Not only will Banff likely lose these people entirely, which is a loss to the community, the departments they have served may take some time to recover. If personnel are cut, in all likelihood the slack will have to be picked up by others on staff – possibly leading to increased overtime or burnout. If increased overtime is required to make up for a staffer’s leaving, where is the saving?
Yes, at first glance, some tens of thousands of dollars will be saved, but as it is unlikely that Banff’s heritage or recreation interests are going to wane, even into buildout, whenever that happens, the departments will likely suffer.
Being that Banff’s planning department has been promoting development of smaller properties and suites as the answer to affordable housing issues, planning will continue to be important.

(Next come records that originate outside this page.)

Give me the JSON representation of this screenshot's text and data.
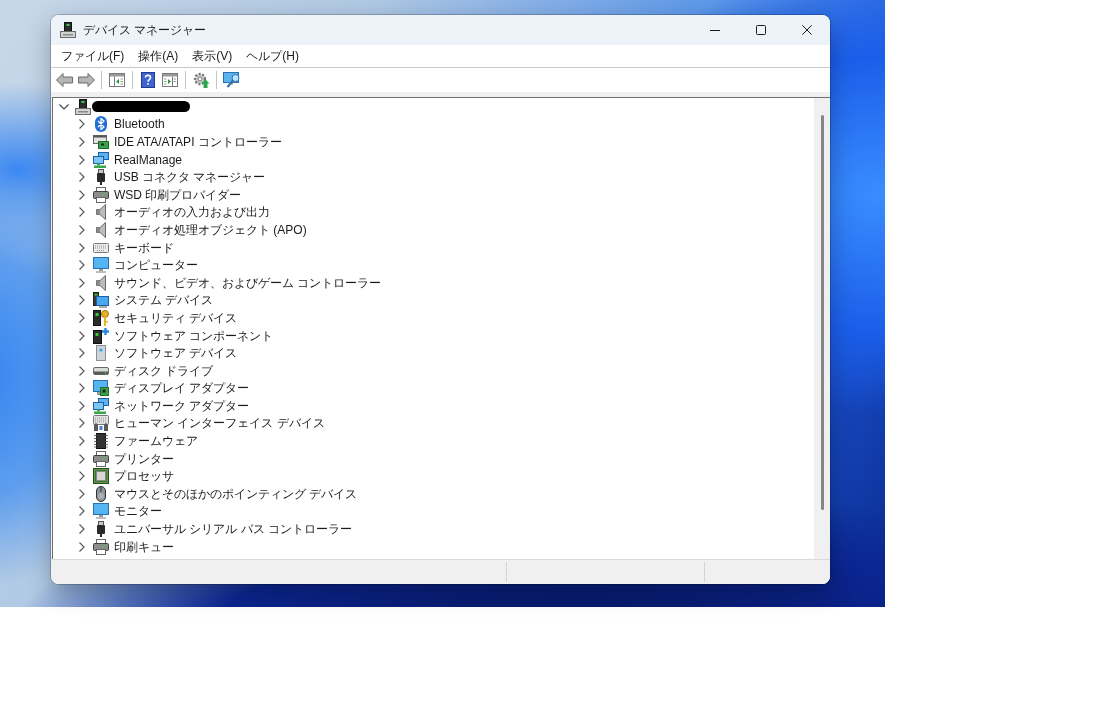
{
  "window": {
    "title": "デバイス マネージャー"
  },
  "menu": [
    "ファイル(F)",
    "操作(A)",
    "表示(V)",
    "ヘルプ(H)"
  ],
  "toolbar": [
    [
      {
        "kind": "back"
      },
      {
        "kind": "forward"
      }
    ],
    [
      {
        "kind": "console-tree"
      }
    ],
    [
      {
        "kind": "help"
      },
      {
        "kind": "action-pane"
      }
    ],
    [
      {
        "kind": "update-driver"
      }
    ],
    [
      {
        "kind": "scan"
      }
    ]
  ],
  "tree": {
    "root": {
      "kind": "host",
      "redacted": true,
      "expanded": true,
      "children": [
        {
          "kind": "bluetooth",
          "label": "Bluetooth",
          "expanded": false
        },
        {
          "kind": "ide",
          "label": "IDE ATA/ATAPI コントローラー",
          "expanded": false
        },
        {
          "kind": "network",
          "label": "RealManage",
          "expanded": false
        },
        {
          "kind": "usb",
          "label": "USB コネクタ マネージャー",
          "expanded": false
        },
        {
          "kind": "printer",
          "label": "WSD 印刷プロバイダー",
          "expanded": false
        },
        {
          "kind": "speaker",
          "label": "オーディオの入力および出力",
          "expanded": false
        },
        {
          "kind": "speaker",
          "label": "オーディオ処理オブジェクト (APO)",
          "expanded": false
        },
        {
          "kind": "keyboard",
          "label": "キーボード",
          "expanded": false
        },
        {
          "kind": "monitor",
          "label": "コンピューター",
          "expanded": false
        },
        {
          "kind": "speaker",
          "label": "サウンド、ビデオ、およびゲーム コントローラー",
          "expanded": false
        },
        {
          "kind": "system",
          "label": "システム デバイス",
          "expanded": false
        },
        {
          "kind": "security",
          "label": "セキュリティ デバイス",
          "expanded": false
        },
        {
          "kind": "component",
          "label": "ソフトウェア コンポーネント",
          "expanded": false
        },
        {
          "kind": "software",
          "label": "ソフトウェア デバイス",
          "expanded": false
        },
        {
          "kind": "disk",
          "label": "ディスク ドライブ",
          "expanded": false
        },
        {
          "kind": "display",
          "label": "ディスプレイ アダプター",
          "expanded": false
        },
        {
          "kind": "network",
          "label": "ネットワーク アダプター",
          "expanded": false
        },
        {
          "kind": "hid",
          "label": "ヒューマン インターフェイス デバイス",
          "expanded": false
        },
        {
          "kind": "firmware",
          "label": "ファームウェア",
          "expanded": false
        },
        {
          "kind": "printer",
          "label": "プリンター",
          "expanded": false
        },
        {
          "kind": "processor",
          "label": "プロセッサ",
          "expanded": false
        },
        {
          "kind": "mouse",
          "label": "マウスとそのほかのポインティング デバイス",
          "expanded": false
        },
        {
          "kind": "monitor",
          "label": "モニター",
          "expanded": false
        },
        {
          "kind": "usb",
          "label": "ユニバーサル シリアル バス コントローラー",
          "expanded": false
        },
        {
          "kind": "printer",
          "label": "印刷キュー",
          "expanded": false
        }
      ]
    }
  }
}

And if, as some have expressed concerns over, Banff’s heritage corporation is negatively affected, where will that leave the promotion, preservation, protection, enhancement and management of Banff’s heritage resources?
Banffites are rightly proud of their history and when you see lineups to enter heritage properties as part of Doors Open Banff, you realize the national park’s history is important to many others.
Requirements for planners may decline as buildout approaches, but that time is not now.
As to the recreation planner’s job being axed, if Banff wants to continue billing itself as a tourist destination that offers everything; part of the everything is the town’s recreation facilities, including trails and open spaces.
As former Mayor John Stutz used to pitch to any provincial or federal ear available… Banff is a small town which over a calendar year provides services to millions. Those services include recreation facilities, including the tragically designed “Black Death” cinder track which surrounds the Rec Grounds soccer/rugby pitch which is scheduled for upgrades.
Meanwhile in Canmore, council realized at the last minute broad cuts of $1 million in the operational budget meant the mayor would be paying for part of his job out of his own pocket.
After putting $10,000 back in their own budget, one can only wonder if there are any other places the cuts went too deep.
That brings us to the $200,000 from salaries, wages and benefits on top of $260,000 already pruned away by administration.
Without specific direction, where these cuts come from and how they may or may not affect service levels or department workloads is speculation until the details come back to council as information.
At some point, if a hardline approach to tax increases isn’t eased up, no services will be provided because they will become cost-prohibitive.